Besides, “the US has never supported the Brotherhood in any of their issues or directed any serious criticism to the regime for cracking down on the banned group,” continued Rashwan. “And the Brotherhood knows that very well.” According to the expert, the Brothers may have accepted the invitation to “quell US fears that the group poses any threat to US interests in case it came to power.”

El-Erian, however, prefers this explanation: “We want to tell the entire world that Islam would guarantee peace and security, and that Muslims are not terrorists as many tend to believe.”

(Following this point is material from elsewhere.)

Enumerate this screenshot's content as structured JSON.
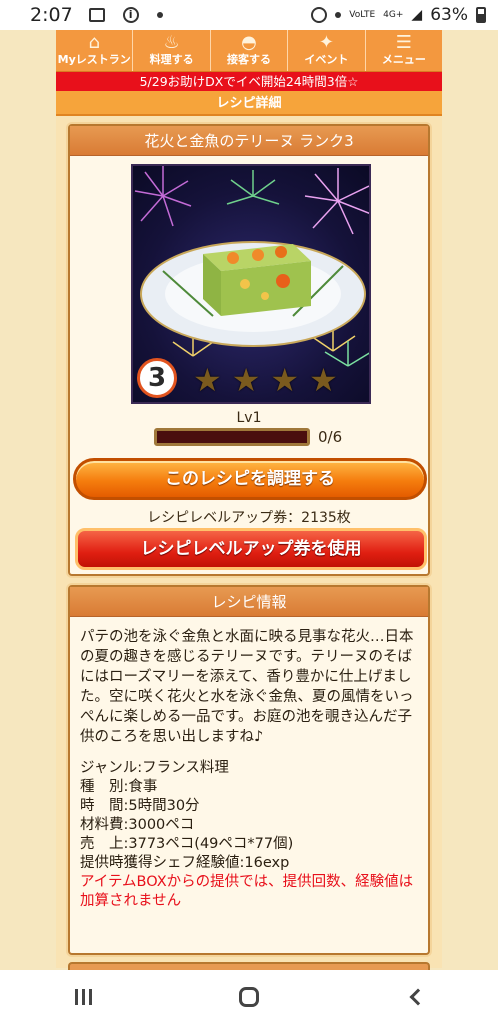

Speculations, however, abound on whether and why Washington is showing interest in the Brotherhood. For El-Erian and El-Katatni, the US may just be using the same pressure card that the Egyptian regime used during the 2005 parliamentary elections. At the time, the government used the Brotherhood’s success at the polls to scare the US into believing that democratisation would only damage its interests in the region. By dialoguing with the Brotherhood — which is widely perceived as the regime’s foremost rival — the group suggests that, “the US is giving signals to the regime that it can deal with alternative powers, thus pressuring it to succumb to more of its demands,” stated El-Erian.

According to Rashwan, there are many examples proving that the US does not mind dealing with Islamists should this serve its interest. For instance, the US considers Saudi Arabia an economic and military ally despite the fact that it follows the Wahhabi religious philosophy. “The US, however, would worry about dialoguing with Egypt’s Brotherhood branch for fear it would upset the regime — a strong US ally,” maintained Rashwan.

Many analysts also speculate that while the US fears that the Brotherhood’s rise to power would damage its interests in the region, it does not want to lose touch with a popular group that might come to power some day. “This is especially true, since the regime is weakening and losing popularity,” noted Rashwan. This might explain why Washington is oscillating in its policies towards the outlawed group. “Not that there is any real shift in US policies, though,” according to Rashwan. Rather, the US saw it necessary to “rediscover the group”.

According to Newsweek, “some counter-terror officials have been pressing for years for a full-scale US intelligence investigation of the Brotherhood, [arguing that] despite its public disavowal of violence, the group aims to create a worldwide Islamic state.” Other voices inside the US have been urging for a US dialogue with the group. This is not only because it “is likely to be the dominant force in Egyptian politics in the future”, but also because it is a “moderate non- violent Islamic movement.” According to an editorial published in the US daily Boston Globe, “engaging with the Brotherhood would open up new channels of communication with Islamist groups (and) signal to ruling regimes and opposition groups in the region that the United States is committed to promoting democracy — not just to supporting those who are friendly to US interests… and would not constitute a drastic departure for American foreign policy.”

And, the US department seems to be listening. According to new reports, the US and Europe have earmarked a huge budget for an intelligence investigation of the Muslim Brotherhood. This makes the Hoyer-Katatni meeting by no means an unplanned move.